What the task requires |
Nothing in the data may be changed; retype all of it.

The records |

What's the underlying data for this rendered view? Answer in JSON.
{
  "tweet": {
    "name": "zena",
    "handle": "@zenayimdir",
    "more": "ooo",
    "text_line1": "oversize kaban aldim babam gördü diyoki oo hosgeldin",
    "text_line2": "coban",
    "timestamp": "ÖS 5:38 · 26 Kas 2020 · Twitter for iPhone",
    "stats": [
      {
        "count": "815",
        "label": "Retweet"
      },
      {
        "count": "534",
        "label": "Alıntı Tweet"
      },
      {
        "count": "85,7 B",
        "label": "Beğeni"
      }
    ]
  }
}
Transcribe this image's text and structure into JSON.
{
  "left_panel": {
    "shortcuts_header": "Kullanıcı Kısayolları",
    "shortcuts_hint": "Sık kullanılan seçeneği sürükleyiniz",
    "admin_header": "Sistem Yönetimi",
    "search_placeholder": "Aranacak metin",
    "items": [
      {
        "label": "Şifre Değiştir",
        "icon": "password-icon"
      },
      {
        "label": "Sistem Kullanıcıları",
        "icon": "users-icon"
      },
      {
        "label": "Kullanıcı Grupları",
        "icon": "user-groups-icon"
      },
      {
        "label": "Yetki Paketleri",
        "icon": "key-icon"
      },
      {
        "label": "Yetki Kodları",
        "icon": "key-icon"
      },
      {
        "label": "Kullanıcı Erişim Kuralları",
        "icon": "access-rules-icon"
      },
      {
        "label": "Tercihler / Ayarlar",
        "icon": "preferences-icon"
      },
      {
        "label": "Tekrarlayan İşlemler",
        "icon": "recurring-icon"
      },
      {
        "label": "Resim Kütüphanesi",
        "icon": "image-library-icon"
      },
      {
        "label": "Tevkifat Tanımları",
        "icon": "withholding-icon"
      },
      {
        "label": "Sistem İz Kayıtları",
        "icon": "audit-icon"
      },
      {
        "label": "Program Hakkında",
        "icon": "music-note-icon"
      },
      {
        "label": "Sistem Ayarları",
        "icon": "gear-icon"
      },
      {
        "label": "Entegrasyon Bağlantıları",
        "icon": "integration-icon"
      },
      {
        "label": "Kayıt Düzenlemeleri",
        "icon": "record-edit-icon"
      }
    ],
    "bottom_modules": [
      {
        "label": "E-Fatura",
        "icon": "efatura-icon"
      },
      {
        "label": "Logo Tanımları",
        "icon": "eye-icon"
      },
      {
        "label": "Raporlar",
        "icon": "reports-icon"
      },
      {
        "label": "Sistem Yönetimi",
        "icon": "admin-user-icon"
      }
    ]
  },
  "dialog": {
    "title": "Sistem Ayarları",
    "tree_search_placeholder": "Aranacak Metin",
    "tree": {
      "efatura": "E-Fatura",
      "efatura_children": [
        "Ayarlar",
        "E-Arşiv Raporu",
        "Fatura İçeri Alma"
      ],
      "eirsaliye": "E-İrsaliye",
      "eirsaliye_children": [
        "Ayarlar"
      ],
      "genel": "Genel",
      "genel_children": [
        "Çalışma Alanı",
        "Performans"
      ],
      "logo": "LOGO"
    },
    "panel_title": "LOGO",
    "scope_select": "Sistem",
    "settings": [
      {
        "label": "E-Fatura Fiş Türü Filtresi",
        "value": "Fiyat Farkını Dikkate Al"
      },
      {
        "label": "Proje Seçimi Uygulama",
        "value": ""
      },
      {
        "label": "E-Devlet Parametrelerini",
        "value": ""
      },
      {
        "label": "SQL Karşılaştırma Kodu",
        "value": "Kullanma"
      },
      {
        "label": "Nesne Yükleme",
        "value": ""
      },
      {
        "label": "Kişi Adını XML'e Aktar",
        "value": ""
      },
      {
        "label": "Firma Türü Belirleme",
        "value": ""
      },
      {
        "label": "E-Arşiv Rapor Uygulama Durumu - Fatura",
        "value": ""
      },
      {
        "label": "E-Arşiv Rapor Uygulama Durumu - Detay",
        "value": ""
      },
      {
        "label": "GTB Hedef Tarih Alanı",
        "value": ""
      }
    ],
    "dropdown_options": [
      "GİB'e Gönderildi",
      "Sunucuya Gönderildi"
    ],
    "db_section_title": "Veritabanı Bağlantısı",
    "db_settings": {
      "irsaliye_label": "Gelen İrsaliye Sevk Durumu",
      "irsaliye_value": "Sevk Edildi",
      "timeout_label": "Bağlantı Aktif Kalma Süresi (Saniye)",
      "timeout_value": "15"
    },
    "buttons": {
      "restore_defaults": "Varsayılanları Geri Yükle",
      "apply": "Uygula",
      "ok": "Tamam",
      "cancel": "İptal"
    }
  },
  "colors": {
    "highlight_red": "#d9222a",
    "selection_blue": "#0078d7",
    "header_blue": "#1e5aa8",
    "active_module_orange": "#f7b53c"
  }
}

Result of the task |
What's the underlying data for this rendered view? Answer in JSON.
{
  "tweet": {
    "name": "zena",
    "handle": "@zenayimdir",
    "more": "ooo",
    "text_line1": "oversize kaban aldim babam gördü diyoki oo hosgeldin",
    "text_line2": "coban",
    "timestamp": "ÖS 5:38 · 26 Kas 2020 · Twitter for iPhone",
    "stats": [
      {
        "count": "815",
        "label": "Retweet"
      },
      {
        "count": "534",
        "label": "Alıntı Tweet"
      },
      {
        "count": "85,7 B",
        "label": "Beğeni"
      }
    ]
  }
}
Transcribe this image's text and structure into JSON.
{
  "left_panel": {
    "shortcuts_header": "Kullanıcı Kısayolları",
    "shortcuts_hint": "Sık kullanılan seçeneği sürükleyiniz",
    "admin_header": "Sistem Yönetimi",
    "search_placeholder": "Aranacak metin",
    "items": [
      {
        "label": "Şifre Değiştir",
        "icon": "password-icon"
      },
      {
        "label": "Sistem Kullanıcıları",
        "icon": "users-icon"
      },
      {
        "label": "Kullanıcı Grupları",
        "icon": "user-groups-icon"
      },
      {
        "label": "Yetki Paketleri",
        "icon": "key-icon"
      },
      {
        "label": "Yetki Kodları",
        "icon": "key-icon"
      },
      {
        "label": "Kullanıcı Erişim Kuralları",
        "icon": "access-rules-icon"
      },
      {
        "label": "Tercihler / Ayarlar",
        "icon": "preferences-icon"
      },
      {
        "label": "Tekrarlayan İşlemler",
        "icon": "recurring-icon"
      },
      {
        "label": "Resim Kütüphanesi",
        "icon": "image-library-icon"
      },
      {
        "label": "Tevkifat Tanımları",
        "icon": "withholding-icon"
      },
      {
        "label": "Sistem İz Kayıtları",
        "icon": "audit-icon"
      },
      {
        "label": "Program Hakkında",
        "icon": "music-note-icon"
      },
      {
        "label": "Sistem Ayarları",
        "icon": "gear-icon"
      },
      {
        "label": "Entegrasyon Bağlantıları",
        "icon": "integration-icon"
      },
      {
        "label": "Kayıt Düzenlemeleri",
        "icon": "record-edit-icon"
      }
    ],
    "bottom_modules": [
      {
        "label": "E-Fatura",
        "icon": "efatura-icon"
      },
      {
        "label": "Logo Tanımları",
        "icon": "eye-icon"
      },
      {
        "label": "Raporlar",
        "icon": "reports-icon"
      },
      {
        "label": "Sistem Yönetimi",
        "icon": "admin-user-icon"
      }
    ]
  },
  "dialog": {
    "title": "Sistem Ayarları",
    "tree_search_placeholder": "Aranacak Metin",
    "tree": {
      "efatura": "E-Fatura",
      "efatura_children": [
        "Ayarlar",
        "E-Arşiv Raporu",
        "Fatura İçeri Alma"
      ],
      "eirsaliye": "E-İrsaliye",
      "eirsaliye_children": [
        "Ayarlar"
      ],
      "genel": "Genel",
      "genel_children": [
        "Çalışma Alanı",
        "Performans"
      ],
      "logo": "LOGO"
    },
    "panel_title": "LOGO",
    "scope_select": "Sistem",
    "settings": [
      {
        "label": "E-Fatura Fiş Türü Filtresi",
        "value": "Fiyat Farkını Dikkate Al"
      },
      {
        "label": "Proje Seçimi Uygulama",
        "value": ""
      },
      {
        "label": "E-Devlet Parametrelerini",
        "value": ""
      },
      {
        "label": "SQL Karşılaştırma Kodu",
        "value": "Kullanma"
      },
      {
        "label": "Nesne Yükleme",
        "value": ""
      },
      {
        "label": "Kişi Adını XML'e Aktar",
        "value": ""
      },
      {
        "label": "Firma Türü Belirleme",
        "value": ""
      },
      {
        "label": "E-Arşiv Rapor Uygulama Durumu - Fatura",
        "value": ""
      },
      {
        "label": "E-Arşiv Rapor Uygulama Durumu - Detay",
        "value": ""
      },
      {
        "label": "GTB Hedef Tarih Alanı",
        "value": ""
      }
    ],
    "dropdown_options": [
      "GİB'e Gönderildi",
      "Sunucuya Gönderildi"
    ],
    "db_section_title": "Veritabanı Bağlantısı",
    "db_settings": {
      "irsaliye_label": "Gelen İrsaliye Sevk Durumu",
      "irsaliye_value": "Sevk Edildi",
      "timeout_label": "Bağlantı Aktif Kalma Süresi (Saniye)",
      "timeout_value": "15"
    },
    "buttons": {
      "restore_defaults": "Varsayılanları Geri Yükle",
      "apply": "Uygula",
      "ok": "Tamam",
      "cancel": "İptal"
    }
  },
  "colors": {
    "highlight_red": "#d9222a",
    "selection_blue": "#0078d7",
    "header_blue": "#1e5aa8",
    "active_module_orange": "#f7b53c"
  }
}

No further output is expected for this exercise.